• **Data in this exercise**:
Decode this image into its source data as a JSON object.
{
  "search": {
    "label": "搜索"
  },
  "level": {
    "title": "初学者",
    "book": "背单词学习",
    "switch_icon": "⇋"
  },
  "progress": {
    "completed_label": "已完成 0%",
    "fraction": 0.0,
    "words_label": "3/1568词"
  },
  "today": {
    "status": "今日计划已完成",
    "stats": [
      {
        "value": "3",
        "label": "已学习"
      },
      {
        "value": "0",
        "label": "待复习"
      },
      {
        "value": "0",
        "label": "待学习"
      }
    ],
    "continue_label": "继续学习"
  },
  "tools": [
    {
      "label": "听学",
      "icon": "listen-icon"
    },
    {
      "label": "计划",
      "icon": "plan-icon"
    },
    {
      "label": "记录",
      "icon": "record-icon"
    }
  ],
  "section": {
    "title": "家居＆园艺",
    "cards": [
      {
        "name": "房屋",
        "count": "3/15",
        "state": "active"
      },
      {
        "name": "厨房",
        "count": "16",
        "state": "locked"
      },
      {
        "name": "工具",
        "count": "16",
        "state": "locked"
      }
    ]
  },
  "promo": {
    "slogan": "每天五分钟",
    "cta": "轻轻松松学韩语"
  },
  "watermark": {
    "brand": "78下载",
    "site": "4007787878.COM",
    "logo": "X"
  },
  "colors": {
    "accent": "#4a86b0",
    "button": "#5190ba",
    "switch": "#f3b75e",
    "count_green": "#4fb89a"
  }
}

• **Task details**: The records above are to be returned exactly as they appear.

• **Response area**:
Decode this image into its source data as a JSON object.
{
  "search": {
    "label": "搜索"
  },
  "level": {
    "title": "初学者",
    "book": "背单词学习",
    "switch_icon": "⇋"
  },
  "progress": {
    "completed_label": "已完成 0%",
    "fraction": 0.0,
    "words_label": "3/1568词"
  },
  "today": {
    "status": "今日计划已完成",
    "stats": [
      {
        "value": "3",
        "label": "已学习"
      },
      {
        "value": "0",
        "label": "待复习"
      },
      {
        "value": "0",
        "label": "待学习"
      }
    ],
    "continue_label": "继续学习"
  },
  "tools": [
    {
      "label": "听学",
      "icon": "listen-icon"
    },
    {
      "label": "计划",
      "icon": "plan-icon"
    },
    {
      "label": "记录",
      "icon": "record-icon"
    }
  ],
  "section": {
    "title": "家居＆园艺",
    "cards": [
      {
        "name": "房屋",
        "count": "3/15",
        "state": "active"
      },
      {
        "name": "厨房",
        "count": "16",
        "state": "locked"
      },
      {
        "name": "工具",
        "count": "16",
        "state": "locked"
      }
    ]
  },
  "promo": {
    "slogan": "每天五分钟",
    "cta": "轻轻松松学韩语"
  },
  "watermark": {
    "brand": "78下载",
    "site": "4007787878.COM",
    "logo": "X"
  },
  "colors": {
    "accent": "#4a86b0",
    "button": "#5190ba",
    "switch": "#f3b75e",
    "count_green": "#4fb89a"
  }
}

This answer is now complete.